Three articles that may have been helpful in my research illustrate the cost of access:

Upon closer investigation, Appetite claims it ‘supports open access’ but charges authors $3000 to make articles available to everyone, according to publisher Elsevier. Clearly, providing affordable open access options doesn’t seem like a priority for publishers.

There may have been useful data in the articles mentioned above. However, I won’t find out because I’m sticking with open access resources for my food systems project.

Public government databases are great, but specific science studies may hold more value to independent researchers. Journals like PLOS ONE lead the way in open access articles for those looking for specific research to compliment information from public databases. A 2016 article by Paul Basken in The Chronicle of Higher Education called ‘As an Open-Access Megajournal Cedes Some Ground, a Movement Gathers Steam’ shows a rise in open access papers, but I got the figures via Boston College because the article itself is ‘premium content for subscribers.’

Rise of published open access articles over time between 2008 and 2015. Data from: Basken, P. 2016. As an open-access megajournal cedes some ground, a movement gathers steam. The Chronicle for Higher Education, 62(19), 5-5.

Charging fees for accessibility can create an elitist barrier between academia and those who want to learn more about certain topics. I’m not proposing that everyone would take advantage of open access research articles if there were cheaper publishing options, or no access fees. If more studies were open access, it would create more opportunities for members of the public to digest scientific studies on their own terms.

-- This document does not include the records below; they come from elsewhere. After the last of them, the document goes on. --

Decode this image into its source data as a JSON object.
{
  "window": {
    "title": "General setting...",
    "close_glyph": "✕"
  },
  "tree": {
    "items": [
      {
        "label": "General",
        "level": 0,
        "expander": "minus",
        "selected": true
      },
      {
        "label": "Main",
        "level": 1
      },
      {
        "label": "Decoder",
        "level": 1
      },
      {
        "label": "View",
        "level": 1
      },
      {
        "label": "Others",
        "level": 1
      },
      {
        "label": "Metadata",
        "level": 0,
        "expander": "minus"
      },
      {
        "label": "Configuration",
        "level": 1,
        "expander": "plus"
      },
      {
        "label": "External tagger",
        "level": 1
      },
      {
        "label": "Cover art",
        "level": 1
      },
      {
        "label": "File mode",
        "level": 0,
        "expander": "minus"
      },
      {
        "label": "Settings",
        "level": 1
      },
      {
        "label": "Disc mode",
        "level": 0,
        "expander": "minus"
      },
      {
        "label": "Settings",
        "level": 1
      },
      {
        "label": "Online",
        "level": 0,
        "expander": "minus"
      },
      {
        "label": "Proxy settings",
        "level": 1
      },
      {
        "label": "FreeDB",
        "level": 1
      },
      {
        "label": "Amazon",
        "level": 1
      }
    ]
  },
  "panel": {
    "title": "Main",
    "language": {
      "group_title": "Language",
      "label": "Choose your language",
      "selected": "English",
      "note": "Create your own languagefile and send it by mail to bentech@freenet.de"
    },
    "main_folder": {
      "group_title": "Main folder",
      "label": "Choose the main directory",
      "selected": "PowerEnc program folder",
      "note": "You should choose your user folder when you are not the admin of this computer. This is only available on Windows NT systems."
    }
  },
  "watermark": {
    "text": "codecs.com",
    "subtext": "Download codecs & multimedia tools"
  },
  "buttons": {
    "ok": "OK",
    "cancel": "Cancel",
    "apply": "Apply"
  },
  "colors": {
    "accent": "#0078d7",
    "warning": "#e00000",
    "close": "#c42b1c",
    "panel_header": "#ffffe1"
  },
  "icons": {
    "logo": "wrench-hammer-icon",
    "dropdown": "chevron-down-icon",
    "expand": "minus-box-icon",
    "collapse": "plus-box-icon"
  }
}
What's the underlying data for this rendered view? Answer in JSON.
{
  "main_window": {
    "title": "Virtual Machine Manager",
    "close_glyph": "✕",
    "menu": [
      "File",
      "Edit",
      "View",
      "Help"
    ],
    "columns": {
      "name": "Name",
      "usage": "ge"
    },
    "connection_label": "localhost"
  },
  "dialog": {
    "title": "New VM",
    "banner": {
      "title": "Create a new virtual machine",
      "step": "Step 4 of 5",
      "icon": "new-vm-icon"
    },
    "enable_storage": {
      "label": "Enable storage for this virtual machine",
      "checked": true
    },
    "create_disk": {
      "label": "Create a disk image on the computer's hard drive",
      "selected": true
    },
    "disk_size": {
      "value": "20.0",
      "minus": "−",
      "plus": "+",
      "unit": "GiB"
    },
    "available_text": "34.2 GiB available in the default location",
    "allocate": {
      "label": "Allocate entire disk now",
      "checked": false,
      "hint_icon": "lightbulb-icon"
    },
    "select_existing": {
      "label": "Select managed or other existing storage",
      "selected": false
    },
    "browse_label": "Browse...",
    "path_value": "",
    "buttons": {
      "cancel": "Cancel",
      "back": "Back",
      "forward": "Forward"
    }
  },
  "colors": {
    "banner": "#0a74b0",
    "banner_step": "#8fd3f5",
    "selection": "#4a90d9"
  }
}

There’s immense value in the open-source, collaborative culture of the tech community that I hope spills over into academia. I’m optimistic about a continued increase in open access publications in the science community. For now, I’m looking forward to creating open source projects that take advantage of public data.